Write out the full listing exactly.

======== DATA FOR THE TASK ========

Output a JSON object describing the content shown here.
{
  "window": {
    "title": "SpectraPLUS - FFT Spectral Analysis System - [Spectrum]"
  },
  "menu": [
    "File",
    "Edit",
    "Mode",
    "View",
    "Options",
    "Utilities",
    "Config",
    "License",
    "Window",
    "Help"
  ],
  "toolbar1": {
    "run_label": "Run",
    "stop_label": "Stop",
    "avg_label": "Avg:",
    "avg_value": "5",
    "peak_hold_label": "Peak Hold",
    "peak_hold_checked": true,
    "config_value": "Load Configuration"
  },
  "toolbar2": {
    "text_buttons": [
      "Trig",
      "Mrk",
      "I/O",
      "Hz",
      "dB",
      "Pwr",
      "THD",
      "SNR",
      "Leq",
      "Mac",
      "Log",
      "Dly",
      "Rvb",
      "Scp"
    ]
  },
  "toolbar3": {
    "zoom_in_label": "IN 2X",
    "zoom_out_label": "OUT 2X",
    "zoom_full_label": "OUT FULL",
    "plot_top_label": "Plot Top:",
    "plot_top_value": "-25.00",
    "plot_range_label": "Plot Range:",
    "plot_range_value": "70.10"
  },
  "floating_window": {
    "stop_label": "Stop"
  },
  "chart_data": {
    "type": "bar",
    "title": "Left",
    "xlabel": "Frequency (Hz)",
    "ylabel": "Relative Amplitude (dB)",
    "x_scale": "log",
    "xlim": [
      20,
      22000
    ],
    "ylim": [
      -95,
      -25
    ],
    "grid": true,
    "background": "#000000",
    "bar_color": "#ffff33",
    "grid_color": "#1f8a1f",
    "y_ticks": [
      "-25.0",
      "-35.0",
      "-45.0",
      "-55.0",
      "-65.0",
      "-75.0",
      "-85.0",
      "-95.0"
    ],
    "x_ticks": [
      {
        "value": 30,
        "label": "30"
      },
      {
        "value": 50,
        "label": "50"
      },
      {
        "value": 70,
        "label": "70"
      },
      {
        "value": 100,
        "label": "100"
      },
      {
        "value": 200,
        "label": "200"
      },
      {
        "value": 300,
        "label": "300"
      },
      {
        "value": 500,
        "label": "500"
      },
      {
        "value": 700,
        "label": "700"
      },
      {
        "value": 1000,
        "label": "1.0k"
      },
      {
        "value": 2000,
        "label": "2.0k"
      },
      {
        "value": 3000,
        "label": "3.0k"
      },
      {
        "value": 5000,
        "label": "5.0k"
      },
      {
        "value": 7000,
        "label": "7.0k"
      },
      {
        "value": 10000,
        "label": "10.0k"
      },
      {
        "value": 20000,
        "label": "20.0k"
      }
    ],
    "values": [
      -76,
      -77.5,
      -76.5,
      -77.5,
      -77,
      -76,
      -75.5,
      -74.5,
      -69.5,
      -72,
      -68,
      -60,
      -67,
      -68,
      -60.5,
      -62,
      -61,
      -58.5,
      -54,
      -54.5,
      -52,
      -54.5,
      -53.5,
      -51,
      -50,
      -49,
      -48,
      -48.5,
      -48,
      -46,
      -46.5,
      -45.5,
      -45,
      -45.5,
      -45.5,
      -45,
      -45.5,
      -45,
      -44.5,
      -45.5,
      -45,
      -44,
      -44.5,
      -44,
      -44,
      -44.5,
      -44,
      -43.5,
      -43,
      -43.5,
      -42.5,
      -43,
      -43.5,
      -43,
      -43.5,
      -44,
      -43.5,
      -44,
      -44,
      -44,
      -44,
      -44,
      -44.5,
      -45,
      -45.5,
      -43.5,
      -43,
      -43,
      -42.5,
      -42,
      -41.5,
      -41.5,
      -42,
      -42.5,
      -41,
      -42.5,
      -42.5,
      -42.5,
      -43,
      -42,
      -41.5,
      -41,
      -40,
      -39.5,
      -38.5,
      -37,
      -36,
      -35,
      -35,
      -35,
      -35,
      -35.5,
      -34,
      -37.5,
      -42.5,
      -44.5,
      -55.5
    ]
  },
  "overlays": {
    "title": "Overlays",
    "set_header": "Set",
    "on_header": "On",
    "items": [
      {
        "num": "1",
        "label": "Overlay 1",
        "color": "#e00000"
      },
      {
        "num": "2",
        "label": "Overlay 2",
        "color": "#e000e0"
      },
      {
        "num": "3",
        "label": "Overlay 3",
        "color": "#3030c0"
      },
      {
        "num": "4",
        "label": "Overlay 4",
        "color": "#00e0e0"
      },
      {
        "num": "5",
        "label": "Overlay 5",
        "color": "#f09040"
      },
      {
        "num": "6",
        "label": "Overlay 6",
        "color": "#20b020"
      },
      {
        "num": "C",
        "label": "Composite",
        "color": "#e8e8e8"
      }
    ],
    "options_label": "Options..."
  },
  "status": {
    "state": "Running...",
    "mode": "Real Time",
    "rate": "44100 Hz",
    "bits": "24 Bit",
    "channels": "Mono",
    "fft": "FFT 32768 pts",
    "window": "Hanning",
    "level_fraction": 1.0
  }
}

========

> **SOLUTION**
Output a JSON object describing the content shown here.
{
  "window": {
    "title": "SpectraPLUS - FFT Spectral Analysis System - [Spectrum]"
  },
  "menu": [
    "File",
    "Edit",
    "Mode",
    "View",
    "Options",
    "Utilities",
    "Config",
    "License",
    "Window",
    "Help"
  ],
  "toolbar1": {
    "run_label": "Run",
    "stop_label": "Stop",
    "avg_label": "Avg:",
    "avg_value": "5",
    "peak_hold_label": "Peak Hold",
    "peak_hold_checked": true,
    "config_value": "Load Configuration"
  },
  "toolbar2": {
    "text_buttons": [
      "Trig",
      "Mrk",
      "I/O",
      "Hz",
      "dB",
      "Pwr",
      "THD",
      "SNR",
      "Leq",
      "Mac",
      "Log",
      "Dly",
      "Rvb",
      "Scp"
    ]
  },
  "toolbar3": {
    "zoom_in_label": "IN 2X",
    "zoom_out_label": "OUT 2X",
    "zoom_full_label": "OUT FULL",
    "plot_top_label": "Plot Top:",
    "plot_top_value": "-25.00",
    "plot_range_label": "Plot Range:",
    "plot_range_value": "70.10"
  },
  "floating_window": {
    "stop_label": "Stop"
  },
  "chart_data": {
    "type": "bar",
    "title": "Left",
    "xlabel": "Frequency (Hz)",
    "ylabel": "Relative Amplitude (dB)",
    "x_scale": "log",
    "xlim": [
      20,
      22000
    ],
    "ylim": [
      -95,
      -25
    ],
    "grid": true,
    "background": "#000000",
    "bar_color": "#ffff33",
    "grid_color": "#1f8a1f",
    "y_ticks": [
      "-25.0",
      "-35.0",
      "-45.0",
      "-55.0",
      "-65.0",
      "-75.0",
      "-85.0",
      "-95.0"
    ],
    "x_ticks": [
      {
        "value": 30,
        "label": "30"
      },
      {
        "value": 50,
        "label": "50"
      },
      {
        "value": 70,
        "label": "70"
      },
      {
        "value": 100,
        "label": "100"
      },
      {
        "value": 200,
        "label": "200"
      },
      {
        "value": 300,
        "label": "300"
      },
      {
        "value": 500,
        "label": "500"
      },
      {
        "value": 700,
        "label": "700"
      },
      {
        "value": 1000,
        "label": "1.0k"
      },
      {
        "value": 2000,
        "label": "2.0k"
      },
      {
        "value": 3000,
        "label": "3.0k"
      },
      {
        "value": 5000,
        "label": "5.0k"
      },
      {
        "value": 7000,
        "label": "7.0k"
      },
      {
        "value": 10000,
        "label": "10.0k"
      },
      {
        "value": 20000,
        "label": "20.0k"
      }
    ],
    "values": [
      -76,
      -77.5,
      -76.5,
      -77.5,
      -77,
      -76,
      -75.5,
      -74.5,
      -69.5,
      -72,
      -68,
      -60,
      -67,
      -68,
      -60.5,
      -62,
      -61,
      -58.5,
      -54,
      -54.5,
      -52,
      -54.5,
      -53.5,
      -51,
      -50,
      -49,
      -48,
      -48.5,
      -48,
      -46,
      -46.5,
      -45.5,
      -45,
      -45.5,
      -45.5,
      -45,
      -45.5,
      -45,
      -44.5,
      -45.5,
      -45,
      -44,
      -44.5,
      -44,
      -44,
      -44.5,
      -44,
      -43.5,
      -43,
      -43.5,
      -42.5,
      -43,
      -43.5,
      -43,
      -43.5,
      -44,
      -43.5,
      -44,
      -44,
      -44,
      -44,
      -44,
      -44.5,
      -45,
      -45.5,
      -43.5,
      -43,
      -43,
      -42.5,
      -42,
      -41.5,
      -41.5,
      -42,
      -42.5,
      -41,
      -42.5,
      -42.5,
      -42.5,
      -43,
      -42,
      -41.5,
      -41,
      -40,
      -39.5,
      -38.5,
      -37,
      -36,
      -35,
      -35,
      -35,
      -35,
      -35.5,
      -34,
      -37.5,
      -42.5,
      -44.5,
      -55.5
    ]
  },
  "overlays": {
    "title": "Overlays",
    "set_header": "Set",
    "on_header": "On",
    "items": [
      {
        "num": "1",
        "label": "Overlay 1",
        "color": "#e00000"
      },
      {
        "num": "2",
        "label": "Overlay 2",
        "color": "#e000e0"
      },
      {
        "num": "3",
        "label": "Overlay 3",
        "color": "#3030c0"
      },
      {
        "num": "4",
        "label": "Overlay 4",
        "color": "#00e0e0"
      },
      {
        "num": "5",
        "label": "Overlay 5",
        "color": "#f09040"
      },
      {
        "num": "6",
        "label": "Overlay 6",
        "color": "#20b020"
      },
      {
        "num": "C",
        "label": "Composite",
        "color": "#e8e8e8"
      }
    ],
    "options_label": "Options..."
  },
  "status": {
    "state": "Running...",
    "mode": "Real Time",
    "rate": "44100 Hz",
    "bits": "24 Bit",
    "channels": "Mono",
    "fft": "FFT 32768 pts",
    "window": "Hanning",
    "level_fraction": 1.0
  }
}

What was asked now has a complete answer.